|WO2003043978A2 *||Nov 15, 2002||May 30, 2003||University And Community College System Of Nevada On Behalf Of The University Of Nevada, Reno||Method for selective conjugation of analytes to enzymes without unwanted enzyme-enzyme cross-linking|
|WO2003043978A3 *||Nov 15, 2002||Nov 27, 2003||Univ Community College Sys Nev||Method for selective conjugation of analytes to enzymes without unwanted enzyme-enzyme cross-linking|

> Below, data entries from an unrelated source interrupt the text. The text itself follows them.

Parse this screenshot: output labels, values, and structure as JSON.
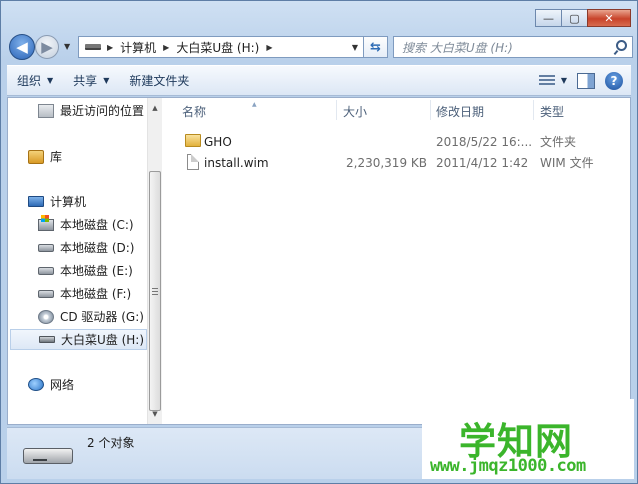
{
  "window": {
    "caption_buttons": {
      "minimize": "—",
      "maximize": "▢",
      "close": "✕"
    }
  },
  "address_bar": {
    "crumbs": [
      "计算机",
      "大白菜U盘 (H:)"
    ]
  },
  "search": {
    "placeholder": "搜索 大白菜U盘 (H:)"
  },
  "toolbar": {
    "organize": "组织",
    "share": "共享",
    "new_folder": "新建文件夹"
  },
  "nav_pane": {
    "items": [
      {
        "label": "最近访问的位置",
        "icon": "recent-places-icon"
      },
      {
        "label": "库",
        "icon": "library-icon"
      },
      {
        "label": "计算机",
        "icon": "computer-icon"
      },
      {
        "label": "本地磁盘 (C:)",
        "icon": "system-drive-icon"
      },
      {
        "label": "本地磁盘 (D:)",
        "icon": "drive-icon"
      },
      {
        "label": "本地磁盘 (E:)",
        "icon": "drive-icon"
      },
      {
        "label": "本地磁盘 (F:)",
        "icon": "drive-icon"
      },
      {
        "label": "CD 驱动器 (G:)",
        "icon": "cd-drive-icon"
      },
      {
        "label": "大白菜U盘 (H:)",
        "icon": "usb-drive-icon",
        "selected": true
      },
      {
        "label": "网络",
        "icon": "network-icon"
      }
    ]
  },
  "columns": {
    "name": "名称",
    "size": "大小",
    "modified": "修改日期",
    "type": "类型"
  },
  "files": [
    {
      "name": "GHO",
      "size": "",
      "modified": "2018/5/22 16:...",
      "type": "文件夹",
      "icon": "folder-icon"
    },
    {
      "name": "install.wim",
      "size": "2,230,319 KB",
      "modified": "2011/4/12 1:42",
      "type": "WIM 文件",
      "icon": "file-icon"
    }
  ],
  "status": {
    "count": "2 个对象"
  },
  "watermark": {
    "title": "学知网",
    "url": "www.jmqz1000.com"
  }
}
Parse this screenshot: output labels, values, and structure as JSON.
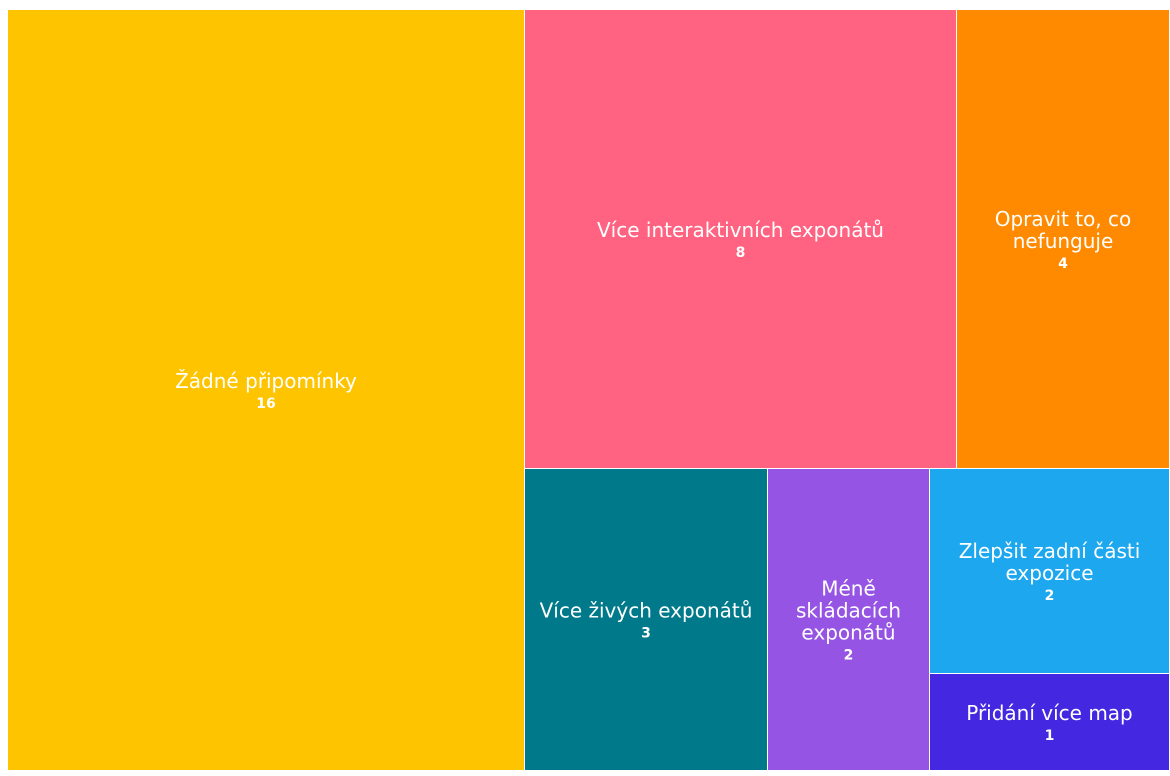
{
  "chart_data": {
    "type": "treemap",
    "title": "",
    "items": [
      {
        "label": "Žádné připomínky",
        "value": 16,
        "color": "#FFC400"
      },
      {
        "label": "Více interaktivních exponátů",
        "value": 8,
        "color": "#FF6381"
      },
      {
        "label": "Opravit to, co nefunguje",
        "value": 4,
        "color": "#FF8A00"
      },
      {
        "label": "Více živých exponátů",
        "value": 3,
        "color": "#007A8A"
      },
      {
        "label": "Méně skládacích exponátů",
        "value": 2,
        "color": "#9554E3"
      },
      {
        "label": "Zlepšit zadní části expozice",
        "value": 2,
        "color": "#1DA7EE"
      },
      {
        "label": "Přidání více map",
        "value": 1,
        "color": "#4427E0"
      }
    ]
  }
}
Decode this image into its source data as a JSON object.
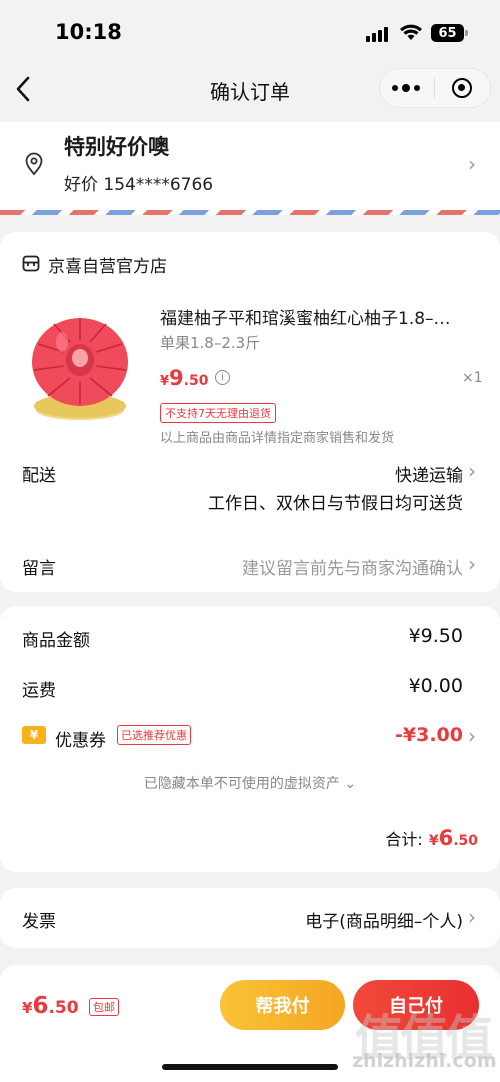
{
  "status_bar": {
    "time": "10:18",
    "battery": "65"
  },
  "nav": {
    "title": "确认订单"
  },
  "address": {
    "name": "特别好价噢",
    "phone": "好价 154****6766"
  },
  "shop": {
    "name": "京喜自营官方店"
  },
  "product": {
    "title": "福建柚子平和琯溪蜜柚红心柚子1.8–…",
    "spec": "单果1.8–2.3斤",
    "price_symbol": "¥",
    "price_int": "9",
    "price_dec": ".50",
    "qty": "×1",
    "return_tag": "不支持7天无理由退货",
    "note": "以上商品由商品详情指定商家销售和发货"
  },
  "delivery": {
    "label": "配送",
    "method": "快递运输",
    "note": "工作日、双休日与节假日均可送货"
  },
  "message": {
    "label": "留言",
    "placeholder": "建议留言前先与商家沟通确认"
  },
  "amounts": {
    "goods_label": "商品金额",
    "goods_value": "¥9.50",
    "shipping_label": "运费",
    "shipping_value": "¥0.00",
    "coupon_icon": "¥",
    "coupon_label": "优惠券",
    "coupon_tag": "已选推荐优惠",
    "coupon_value": "-¥3.00",
    "hidden_assets": "已隐藏本单不可使用的虚拟资产",
    "total_label": "合计:",
    "total_symbol": "¥",
    "total_int": "6",
    "total_dec": ".50"
  },
  "invoice": {
    "label": "发票",
    "value": "电子(商品明细–个人)"
  },
  "bottom": {
    "total_symbol": "¥",
    "total_int": "6",
    "total_dec": ".50",
    "free_shipping": "包邮",
    "help_pay": "帮我付",
    "self_pay": "自己付"
  },
  "watermark": {
    "text": "值值值",
    "url": "zhizhizhi.com"
  },
  "colors": {
    "accent_red": "#e93b3d",
    "accent_yellow": "#f7b11b"
  }
}
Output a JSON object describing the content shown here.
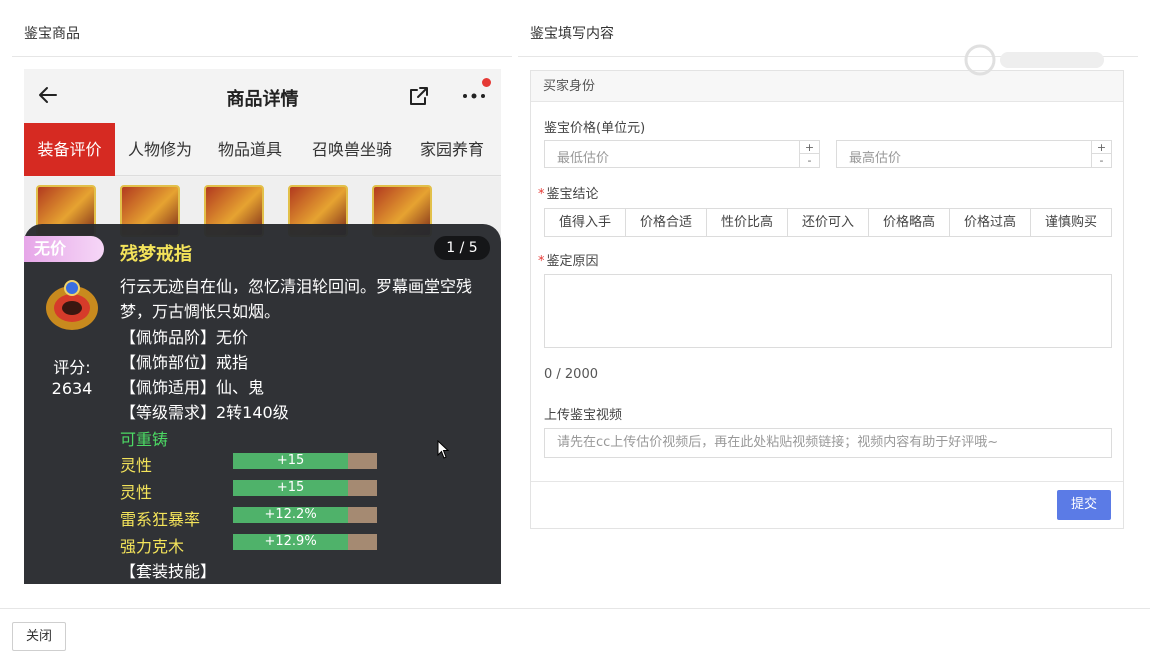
{
  "left": {
    "title": "鉴宝商品"
  },
  "right": {
    "title": "鉴宝填写内容"
  },
  "phone": {
    "title": "商品详情",
    "tabs": [
      "装备评价",
      "人物修为",
      "物品道具",
      "召唤兽坐骑",
      "家园养育"
    ]
  },
  "tooltip": {
    "badge": "无价",
    "name": "残梦戒指",
    "page": "1 / 5",
    "desc": "行云无迹自在仙，忽忆清泪轮回间。罗幕画堂空残梦，万古惆怅只如烟。",
    "lines": [
      "【佩饰品阶】无价",
      "【佩饰部位】戒指",
      "【佩饰适用】仙、鬼",
      "【等级需求】2转140级"
    ],
    "score_label": "评分:",
    "score_value": "2634",
    "recast": "可重铸",
    "attrs": [
      {
        "name": "灵性",
        "value": "+15",
        "fill": 0.8
      },
      {
        "name": "灵性",
        "value": "+15",
        "fill": 0.8
      },
      {
        "name": "雷系狂暴率",
        "value": "+12.2%",
        "fill": 0.8
      },
      {
        "name": "强力克木",
        "value": "+12.9%",
        "fill": 0.8
      }
    ],
    "set_skill": "【套装技能】"
  },
  "form": {
    "section": "买家身份",
    "price_label": "鉴宝价格(单位元)",
    "min_placeholder": "最低估价",
    "max_placeholder": "最高估价",
    "spin_up": "+",
    "spin_down": "-",
    "conclusion_label": "鉴宝结论",
    "conclusion_options": [
      "值得入手",
      "价格合适",
      "性价比高",
      "还价可入",
      "价格略高",
      "价格过高",
      "谨慎购买"
    ],
    "reason_label": "鉴定原因",
    "counter": "0 / 2000",
    "video_label": "上传鉴宝视频",
    "video_placeholder": "请先在cc上传估价视频后，再在此处粘贴视频链接；视频内容有助于好评哦~",
    "required_mark": "*",
    "submit": "提交"
  },
  "footer": {
    "close": "关闭"
  },
  "colors": {
    "accent": "#5b7be6",
    "tab_active": "#d62a22",
    "attr_name": "#f3e35a",
    "recast": "#4cd964"
  }
}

|U.S. Classification||435/7.95, 436/817, 530/391.5, 435/188, 435/969, 530/814, 530/862, 530/389.3, 435/964, 436/513, 435/962, 435/7.21, 436/520, 436/530|
|International Classification||G01N33/68, G01N33/535|
|Cooperative Classification||Y10S530/862, G01N33/535, G01N33/6854, Y10S435/964, Y10S436/817, Y10S530/814, Y10S435/962, Y10S435/969|
|European Classification||G01N33/535, G01N33/68B|